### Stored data
·····

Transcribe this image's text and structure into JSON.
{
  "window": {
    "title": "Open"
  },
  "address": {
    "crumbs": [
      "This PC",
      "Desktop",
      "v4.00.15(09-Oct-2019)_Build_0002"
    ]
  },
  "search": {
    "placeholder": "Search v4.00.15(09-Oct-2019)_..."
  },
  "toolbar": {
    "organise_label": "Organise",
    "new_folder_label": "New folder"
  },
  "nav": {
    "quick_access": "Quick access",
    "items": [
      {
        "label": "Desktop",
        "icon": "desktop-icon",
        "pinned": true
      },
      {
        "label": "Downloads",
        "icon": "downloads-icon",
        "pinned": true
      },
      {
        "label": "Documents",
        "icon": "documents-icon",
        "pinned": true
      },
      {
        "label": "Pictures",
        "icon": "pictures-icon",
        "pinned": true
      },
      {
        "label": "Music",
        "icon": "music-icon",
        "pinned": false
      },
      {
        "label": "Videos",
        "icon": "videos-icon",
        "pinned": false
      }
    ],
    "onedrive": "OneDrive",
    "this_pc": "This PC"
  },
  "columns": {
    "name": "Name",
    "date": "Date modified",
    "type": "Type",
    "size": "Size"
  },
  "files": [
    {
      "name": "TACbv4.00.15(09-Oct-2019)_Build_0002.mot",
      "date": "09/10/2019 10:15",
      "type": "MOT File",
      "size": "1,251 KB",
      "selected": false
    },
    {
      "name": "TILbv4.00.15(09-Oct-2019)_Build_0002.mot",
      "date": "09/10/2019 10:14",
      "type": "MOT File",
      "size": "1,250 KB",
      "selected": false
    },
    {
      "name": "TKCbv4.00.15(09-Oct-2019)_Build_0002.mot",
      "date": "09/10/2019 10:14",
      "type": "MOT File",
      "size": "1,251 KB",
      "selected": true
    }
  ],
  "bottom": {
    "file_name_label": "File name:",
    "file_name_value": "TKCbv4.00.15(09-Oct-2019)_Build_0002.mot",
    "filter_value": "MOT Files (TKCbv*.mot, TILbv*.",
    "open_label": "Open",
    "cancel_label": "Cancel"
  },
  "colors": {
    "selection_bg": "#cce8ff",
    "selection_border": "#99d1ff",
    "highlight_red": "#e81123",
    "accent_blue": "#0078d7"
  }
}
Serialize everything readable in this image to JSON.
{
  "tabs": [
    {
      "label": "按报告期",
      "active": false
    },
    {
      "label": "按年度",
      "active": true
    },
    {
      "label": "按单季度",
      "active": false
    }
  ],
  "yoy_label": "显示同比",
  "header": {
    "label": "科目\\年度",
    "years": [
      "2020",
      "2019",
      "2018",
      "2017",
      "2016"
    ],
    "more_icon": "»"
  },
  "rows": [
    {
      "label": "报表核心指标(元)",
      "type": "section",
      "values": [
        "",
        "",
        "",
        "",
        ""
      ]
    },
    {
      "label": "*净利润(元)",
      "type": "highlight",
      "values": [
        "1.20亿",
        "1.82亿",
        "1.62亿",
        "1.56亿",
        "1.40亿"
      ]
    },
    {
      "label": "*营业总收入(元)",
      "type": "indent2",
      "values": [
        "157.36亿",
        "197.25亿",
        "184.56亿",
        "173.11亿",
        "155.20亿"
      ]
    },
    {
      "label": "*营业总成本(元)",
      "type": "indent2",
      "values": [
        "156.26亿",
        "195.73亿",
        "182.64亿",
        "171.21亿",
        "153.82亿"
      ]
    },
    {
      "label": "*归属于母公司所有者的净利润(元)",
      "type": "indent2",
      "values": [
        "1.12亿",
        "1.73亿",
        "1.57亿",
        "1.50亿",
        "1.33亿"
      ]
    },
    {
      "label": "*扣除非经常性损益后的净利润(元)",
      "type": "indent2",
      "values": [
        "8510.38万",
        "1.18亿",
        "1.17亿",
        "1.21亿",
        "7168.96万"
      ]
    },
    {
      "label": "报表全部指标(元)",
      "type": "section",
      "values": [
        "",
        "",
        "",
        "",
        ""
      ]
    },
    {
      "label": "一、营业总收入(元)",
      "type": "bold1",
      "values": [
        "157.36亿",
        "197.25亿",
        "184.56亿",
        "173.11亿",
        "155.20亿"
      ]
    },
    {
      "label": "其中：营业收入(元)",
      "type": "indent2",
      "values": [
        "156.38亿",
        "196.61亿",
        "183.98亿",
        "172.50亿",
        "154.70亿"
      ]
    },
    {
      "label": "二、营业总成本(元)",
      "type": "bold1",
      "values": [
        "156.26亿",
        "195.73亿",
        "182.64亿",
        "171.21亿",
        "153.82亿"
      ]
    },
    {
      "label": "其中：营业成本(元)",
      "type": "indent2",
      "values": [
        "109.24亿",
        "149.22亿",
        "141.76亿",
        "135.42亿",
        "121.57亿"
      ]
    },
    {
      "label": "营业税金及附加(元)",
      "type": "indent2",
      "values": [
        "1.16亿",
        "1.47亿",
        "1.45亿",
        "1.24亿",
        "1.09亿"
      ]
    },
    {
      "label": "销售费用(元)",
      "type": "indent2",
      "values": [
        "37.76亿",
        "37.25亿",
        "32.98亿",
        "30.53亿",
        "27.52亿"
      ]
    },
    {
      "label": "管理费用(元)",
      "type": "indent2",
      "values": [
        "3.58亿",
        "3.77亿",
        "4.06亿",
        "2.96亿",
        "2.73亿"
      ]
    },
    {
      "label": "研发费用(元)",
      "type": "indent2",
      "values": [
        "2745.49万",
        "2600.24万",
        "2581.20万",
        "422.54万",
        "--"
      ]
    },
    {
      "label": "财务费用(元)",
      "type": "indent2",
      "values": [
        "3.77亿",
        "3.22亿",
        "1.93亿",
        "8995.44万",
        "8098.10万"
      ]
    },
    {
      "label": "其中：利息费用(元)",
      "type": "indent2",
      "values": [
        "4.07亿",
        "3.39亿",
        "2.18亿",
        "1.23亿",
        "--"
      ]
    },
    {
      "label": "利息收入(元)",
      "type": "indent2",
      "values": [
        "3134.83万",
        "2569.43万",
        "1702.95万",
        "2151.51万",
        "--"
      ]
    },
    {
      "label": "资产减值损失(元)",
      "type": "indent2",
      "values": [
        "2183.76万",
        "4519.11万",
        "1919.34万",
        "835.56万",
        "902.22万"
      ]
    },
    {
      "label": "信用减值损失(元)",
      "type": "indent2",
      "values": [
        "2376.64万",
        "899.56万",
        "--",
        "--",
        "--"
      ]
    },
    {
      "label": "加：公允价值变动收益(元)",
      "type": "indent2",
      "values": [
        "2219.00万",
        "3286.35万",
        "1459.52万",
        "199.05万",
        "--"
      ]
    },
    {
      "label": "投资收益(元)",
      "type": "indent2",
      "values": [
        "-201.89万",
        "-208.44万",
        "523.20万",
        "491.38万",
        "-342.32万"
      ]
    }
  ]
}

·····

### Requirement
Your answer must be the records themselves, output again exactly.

### Task solution
Transcribe this image's text and structure into JSON.
{
  "window": {
    "title": "Open"
  },
  "address": {
    "crumbs": [
      "This PC",
      "Desktop",
      "v4.00.15(09-Oct-2019)_Build_0002"
    ]
  },
  "search": {
    "placeholder": "Search v4.00.15(09-Oct-2019)_..."
  },
  "toolbar": {
    "organise_label": "Organise",
    "new_folder_label": "New folder"
  },
  "nav": {
    "quick_access": "Quick access",
    "items": [
      {
        "label": "Desktop",
        "icon": "desktop-icon",
        "pinned": true
      },
      {
        "label": "Downloads",
        "icon": "downloads-icon",
        "pinned": true
      },
      {
        "label": "Documents",
        "icon": "documents-icon",
        "pinned": true
      },
      {
        "label": "Pictures",
        "icon": "pictures-icon",
        "pinned": true
      },
      {
        "label": "Music",
        "icon": "music-icon",
        "pinned": false
      },
      {
        "label": "Videos",
        "icon": "videos-icon",
        "pinned": false
      }
    ],
    "onedrive": "OneDrive",
    "this_pc": "This PC"
  },
  "columns": {
    "name": "Name",
    "date": "Date modified",
    "type": "Type",
    "size": "Size"
  },
  "files": [
    {
      "name": "TACbv4.00.15(09-Oct-2019)_Build_0002.mot",
      "date": "09/10/2019 10:15",
      "type": "MOT File",
      "size": "1,251 KB",
      "selected": false
    },
    {
      "name": "TILbv4.00.15(09-Oct-2019)_Build_0002.mot",
      "date": "09/10/2019 10:14",
      "type": "MOT File",
      "size": "1,250 KB",
      "selected": false
    },
    {
      "name": "TKCbv4.00.15(09-Oct-2019)_Build_0002.mot",
      "date": "09/10/2019 10:14",
      "type": "MOT File",
      "size": "1,251 KB",
      "selected": true
    }
  ],
  "bottom": {
    "file_name_label": "File name:",
    "file_name_value": "TKCbv4.00.15(09-Oct-2019)_Build_0002.mot",
    "filter_value": "MOT Files (TKCbv*.mot, TILbv*.",
    "open_label": "Open",
    "cancel_label": "Cancel"
  },
  "colors": {
    "selection_bg": "#cce8ff",
    "selection_border": "#99d1ff",
    "highlight_red": "#e81123",
    "accent_blue": "#0078d7"
  }
}
Serialize everything readable in this image to JSON.
{
  "tabs": [
    {
      "label": "按报告期",
      "active": false
    },
    {
      "label": "按年度",
      "active": true
    },
    {
      "label": "按单季度",
      "active": false
    }
  ],
  "yoy_label": "显示同比",
  "header": {
    "label": "科目\\年度",
    "years": [
      "2020",
      "2019",
      "2018",
      "2017",
      "2016"
    ],
    "more_icon": "»"
  },
  "rows": [
    {
      "label": "报表核心指标(元)",
      "type": "section",
      "values": [
        "",
        "",
        "",
        "",
        ""
      ]
    },
    {
      "label": "*净利润(元)",
      "type": "highlight",
      "values": [
        "1.20亿",
        "1.82亿",
        "1.62亿",
        "1.56亿",
        "1.40亿"
      ]
    },
    {
      "label": "*营业总收入(元)",
      "type": "indent2",
      "values": [
        "157.36亿",
        "197.25亿",
        "184.56亿",
        "173.11亿",
        "155.20亿"
      ]
    },
    {
      "label": "*营业总成本(元)",
      "type": "indent2",
      "values": [
        "156.26亿",
        "195.73亿",
        "182.64亿",
        "171.21亿",
        "153.82亿"
      ]
    },
    {
      "label": "*归属于母公司所有者的净利润(元)",
      "type": "indent2",
      "values": [
        "1.12亿",
        "1.73亿",
        "1.57亿",
        "1.50亿",
        "1.33亿"
      ]
    },
    {
      "label": "*扣除非经常性损益后的净利润(元)",
      "type": "indent2",
      "values": [
        "8510.38万",
        "1.18亿",
        "1.17亿",
        "1.21亿",
        "7168.96万"
      ]
    },
    {
      "label": "报表全部指标(元)",
      "type": "section",
      "values": [
        "",
        "",
        "",
        "",
        ""
      ]
    },
    {
      "label": "一、营业总收入(元)",
      "type": "bold1",
      "values": [
        "157.36亿",
        "197.25亿",
        "184.56亿",
        "173.11亿",
        "155.20亿"
      ]
    },
    {
      "label": "其中：营业收入(元)",
      "type": "indent2",
      "values": [
        "156.38亿",
        "196.61亿",
        "183.98亿",
        "172.50亿",
        "154.70亿"
      ]
    },
    {
      "label": "二、营业总成本(元)",
      "type": "bold1",
      "values": [
        "156.26亿",
        "195.73亿",
        "182.64亿",
        "171.21亿",
        "153.82亿"
      ]
    },
    {
      "label": "其中：营业成本(元)",
      "type": "indent2",
      "values": [
        "109.24亿",
        "149.22亿",
        "141.76亿",
        "135.42亿",
        "121.57亿"
      ]
    },
    {
      "label": "营业税金及附加(元)",
      "type": "indent2",
      "values": [
        "1.16亿",
        "1.47亿",
        "1.45亿",
        "1.24亿",
        "1.09亿"
      ]
    },
    {
      "label": "销售费用(元)",
      "type": "indent2",
      "values": [
        "37.76亿",
        "37.25亿",
        "32.98亿",
        "30.53亿",
        "27.52亿"
      ]
    },
    {
      "label": "管理费用(元)",
      "type": "indent2",
      "values": [
        "3.58亿",
        "3.77亿",
        "4.06亿",
        "2.96亿",
        "2.73亿"
      ]
    },
    {
      "label": "研发费用(元)",
      "type": "indent2",
      "values": [
        "2745.49万",
        "2600.24万",
        "2581.20万",
        "422.54万",
        "--"
      ]
    },
    {
      "label": "财务费用(元)",
      "type": "indent2",
      "values": [
        "3.77亿",
        "3.22亿",
        "1.93亿",
        "8995.44万",
        "8098.10万"
      ]
    },
    {
      "label": "其中：利息费用(元)",
      "type": "indent2",
      "values": [
        "4.07亿",
        "3.39亿",
        "2.18亿",
        "1.23亿",
        "--"
      ]
    },
    {
      "label": "利息收入(元)",
      "type": "indent2",
      "values": [
        "3134.83万",
        "2569.43万",
        "1702.95万",
        "2151.51万",
        "--"
      ]
    },
    {
      "label": "资产减值损失(元)",
      "type": "indent2",
      "values": [
        "2183.76万",
        "4519.11万",
        "1919.34万",
        "835.56万",
        "902.22万"
      ]
    },
    {
      "label": "信用减值损失(元)",
      "type": "indent2",
      "values": [
        "2376.64万",
        "899.56万",
        "--",
        "--",
        "--"
      ]
    },
    {
      "label": "加：公允价值变动收益(元)",
      "type": "indent2",
      "values": [
        "2219.00万",
        "3286.35万",
        "1459.52万",
        "199.05万",
        "--"
      ]
    },
    {
      "label": "投资收益(元)",
      "type": "indent2",
      "values": [
        "-201.89万",
        "-208.44万",
        "523.20万",
        "491.38万",
        "-342.32万"
      ]
    }
  ]
}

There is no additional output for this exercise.